[WHAT IS REQUIRED]
For each line of the data that includes the word "notice", copy the line.

[THE INPUT]
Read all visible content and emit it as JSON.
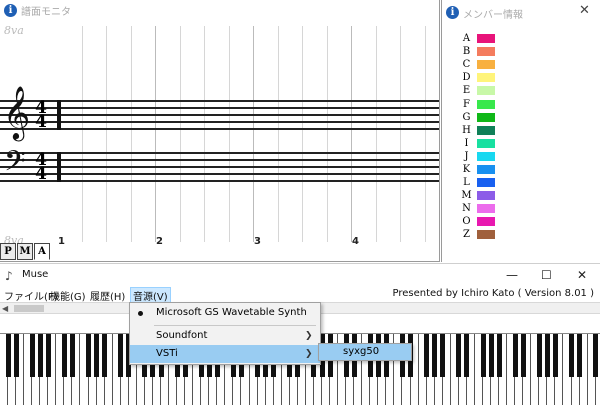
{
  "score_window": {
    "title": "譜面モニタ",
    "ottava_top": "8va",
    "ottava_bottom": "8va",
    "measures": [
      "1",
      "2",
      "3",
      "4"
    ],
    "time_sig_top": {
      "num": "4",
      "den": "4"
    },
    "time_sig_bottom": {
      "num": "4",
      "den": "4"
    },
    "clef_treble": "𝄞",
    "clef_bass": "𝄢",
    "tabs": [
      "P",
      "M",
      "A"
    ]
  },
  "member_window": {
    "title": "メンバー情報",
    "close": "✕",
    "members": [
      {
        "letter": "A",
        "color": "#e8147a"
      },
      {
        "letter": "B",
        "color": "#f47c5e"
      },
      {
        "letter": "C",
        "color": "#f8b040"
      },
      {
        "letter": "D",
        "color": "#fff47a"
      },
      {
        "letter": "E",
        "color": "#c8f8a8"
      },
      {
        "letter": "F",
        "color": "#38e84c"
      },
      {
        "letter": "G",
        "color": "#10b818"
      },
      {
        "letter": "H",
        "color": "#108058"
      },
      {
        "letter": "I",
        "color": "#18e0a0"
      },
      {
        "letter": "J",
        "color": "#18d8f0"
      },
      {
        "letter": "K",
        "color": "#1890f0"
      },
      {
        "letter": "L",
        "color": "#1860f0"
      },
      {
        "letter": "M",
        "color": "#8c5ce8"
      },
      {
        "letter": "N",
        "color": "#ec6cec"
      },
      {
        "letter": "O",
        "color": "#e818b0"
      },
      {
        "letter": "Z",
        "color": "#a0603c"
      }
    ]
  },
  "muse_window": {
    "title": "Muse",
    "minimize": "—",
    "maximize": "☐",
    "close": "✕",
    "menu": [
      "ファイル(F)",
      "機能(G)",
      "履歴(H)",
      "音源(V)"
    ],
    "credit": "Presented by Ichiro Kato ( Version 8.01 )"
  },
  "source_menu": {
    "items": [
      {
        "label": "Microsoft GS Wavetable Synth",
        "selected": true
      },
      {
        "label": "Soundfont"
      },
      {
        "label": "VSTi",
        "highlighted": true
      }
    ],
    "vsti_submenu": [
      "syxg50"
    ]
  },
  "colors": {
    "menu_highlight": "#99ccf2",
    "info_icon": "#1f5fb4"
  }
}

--

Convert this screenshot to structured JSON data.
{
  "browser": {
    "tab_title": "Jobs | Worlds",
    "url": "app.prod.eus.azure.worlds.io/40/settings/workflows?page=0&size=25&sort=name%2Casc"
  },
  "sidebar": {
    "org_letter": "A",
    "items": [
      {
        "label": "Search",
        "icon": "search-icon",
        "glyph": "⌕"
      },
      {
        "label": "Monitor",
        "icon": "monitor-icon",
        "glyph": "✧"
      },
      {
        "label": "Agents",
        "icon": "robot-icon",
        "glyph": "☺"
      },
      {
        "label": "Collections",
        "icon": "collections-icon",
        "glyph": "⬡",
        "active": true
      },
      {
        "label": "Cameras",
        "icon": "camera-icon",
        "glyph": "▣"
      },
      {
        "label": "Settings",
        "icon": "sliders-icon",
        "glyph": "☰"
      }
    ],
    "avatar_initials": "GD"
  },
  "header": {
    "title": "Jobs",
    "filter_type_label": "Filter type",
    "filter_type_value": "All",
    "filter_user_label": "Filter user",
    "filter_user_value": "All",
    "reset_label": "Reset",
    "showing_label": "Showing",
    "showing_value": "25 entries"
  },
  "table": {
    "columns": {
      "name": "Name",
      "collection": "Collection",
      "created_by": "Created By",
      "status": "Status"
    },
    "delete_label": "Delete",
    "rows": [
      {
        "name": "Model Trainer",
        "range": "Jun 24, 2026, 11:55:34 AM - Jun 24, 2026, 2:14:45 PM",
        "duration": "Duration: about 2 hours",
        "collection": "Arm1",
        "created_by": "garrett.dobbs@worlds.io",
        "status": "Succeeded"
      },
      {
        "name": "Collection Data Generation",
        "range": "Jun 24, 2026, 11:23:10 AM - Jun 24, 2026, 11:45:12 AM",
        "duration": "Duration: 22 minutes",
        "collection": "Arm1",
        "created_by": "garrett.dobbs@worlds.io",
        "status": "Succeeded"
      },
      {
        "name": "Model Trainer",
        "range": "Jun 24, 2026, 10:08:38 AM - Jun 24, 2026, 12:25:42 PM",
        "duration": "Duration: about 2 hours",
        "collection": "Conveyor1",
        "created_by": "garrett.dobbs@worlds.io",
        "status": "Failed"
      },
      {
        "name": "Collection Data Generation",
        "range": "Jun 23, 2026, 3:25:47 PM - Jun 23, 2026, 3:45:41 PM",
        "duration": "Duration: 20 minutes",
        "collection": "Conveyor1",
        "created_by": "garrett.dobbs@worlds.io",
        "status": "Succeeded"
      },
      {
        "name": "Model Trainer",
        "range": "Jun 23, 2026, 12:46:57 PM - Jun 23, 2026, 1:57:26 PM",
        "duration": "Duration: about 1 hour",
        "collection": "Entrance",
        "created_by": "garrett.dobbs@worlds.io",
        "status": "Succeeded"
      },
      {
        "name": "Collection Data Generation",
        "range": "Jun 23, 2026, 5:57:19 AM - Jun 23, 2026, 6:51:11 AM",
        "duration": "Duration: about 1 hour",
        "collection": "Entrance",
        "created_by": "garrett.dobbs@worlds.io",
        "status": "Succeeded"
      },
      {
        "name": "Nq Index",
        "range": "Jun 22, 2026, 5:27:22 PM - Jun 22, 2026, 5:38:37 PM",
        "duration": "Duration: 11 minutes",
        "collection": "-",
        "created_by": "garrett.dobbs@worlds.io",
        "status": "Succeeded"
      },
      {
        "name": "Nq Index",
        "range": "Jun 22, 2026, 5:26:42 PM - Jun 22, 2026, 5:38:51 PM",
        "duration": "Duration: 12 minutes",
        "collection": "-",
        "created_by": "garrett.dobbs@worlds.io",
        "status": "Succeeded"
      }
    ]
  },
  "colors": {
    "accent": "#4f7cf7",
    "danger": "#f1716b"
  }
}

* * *

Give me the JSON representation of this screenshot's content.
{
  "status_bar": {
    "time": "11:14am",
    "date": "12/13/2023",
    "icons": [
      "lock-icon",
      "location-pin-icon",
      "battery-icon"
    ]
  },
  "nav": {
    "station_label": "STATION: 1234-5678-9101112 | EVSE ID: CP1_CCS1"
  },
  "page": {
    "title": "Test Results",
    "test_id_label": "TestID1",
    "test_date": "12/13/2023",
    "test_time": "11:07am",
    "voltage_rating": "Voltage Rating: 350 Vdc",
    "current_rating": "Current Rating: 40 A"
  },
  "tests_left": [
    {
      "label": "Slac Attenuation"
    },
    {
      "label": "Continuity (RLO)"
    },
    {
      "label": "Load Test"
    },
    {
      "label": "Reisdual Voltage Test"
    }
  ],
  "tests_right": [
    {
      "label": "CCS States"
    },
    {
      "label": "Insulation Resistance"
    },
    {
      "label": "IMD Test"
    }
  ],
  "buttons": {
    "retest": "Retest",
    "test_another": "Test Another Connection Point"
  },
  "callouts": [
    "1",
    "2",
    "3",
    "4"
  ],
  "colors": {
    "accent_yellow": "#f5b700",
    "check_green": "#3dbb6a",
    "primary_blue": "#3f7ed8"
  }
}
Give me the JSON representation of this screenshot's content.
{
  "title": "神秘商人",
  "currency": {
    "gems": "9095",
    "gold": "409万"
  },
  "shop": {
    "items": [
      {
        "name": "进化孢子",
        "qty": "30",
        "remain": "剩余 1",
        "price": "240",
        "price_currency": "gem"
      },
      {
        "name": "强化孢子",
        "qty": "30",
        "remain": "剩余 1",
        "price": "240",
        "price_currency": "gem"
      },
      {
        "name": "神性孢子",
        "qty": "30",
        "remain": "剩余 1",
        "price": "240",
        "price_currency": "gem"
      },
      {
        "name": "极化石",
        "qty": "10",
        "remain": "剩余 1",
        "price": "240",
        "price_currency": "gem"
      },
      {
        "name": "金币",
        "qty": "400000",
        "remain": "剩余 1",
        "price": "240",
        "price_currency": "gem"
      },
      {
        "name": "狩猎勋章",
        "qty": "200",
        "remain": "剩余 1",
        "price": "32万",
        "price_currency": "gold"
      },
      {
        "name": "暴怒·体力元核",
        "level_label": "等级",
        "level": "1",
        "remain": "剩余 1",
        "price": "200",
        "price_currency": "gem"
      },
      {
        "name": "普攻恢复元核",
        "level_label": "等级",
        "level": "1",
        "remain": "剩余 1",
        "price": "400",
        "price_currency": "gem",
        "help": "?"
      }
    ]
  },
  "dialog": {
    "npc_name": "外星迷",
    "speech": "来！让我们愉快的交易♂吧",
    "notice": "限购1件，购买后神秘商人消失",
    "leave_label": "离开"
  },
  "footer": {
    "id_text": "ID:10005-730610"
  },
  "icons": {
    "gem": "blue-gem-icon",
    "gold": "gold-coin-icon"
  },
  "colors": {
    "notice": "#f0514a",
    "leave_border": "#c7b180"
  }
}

[ANSWER TO THIS EXERCISE]
    "notice": "限购1件，购买后神秘商人消失",
    "notice": "#f0514a",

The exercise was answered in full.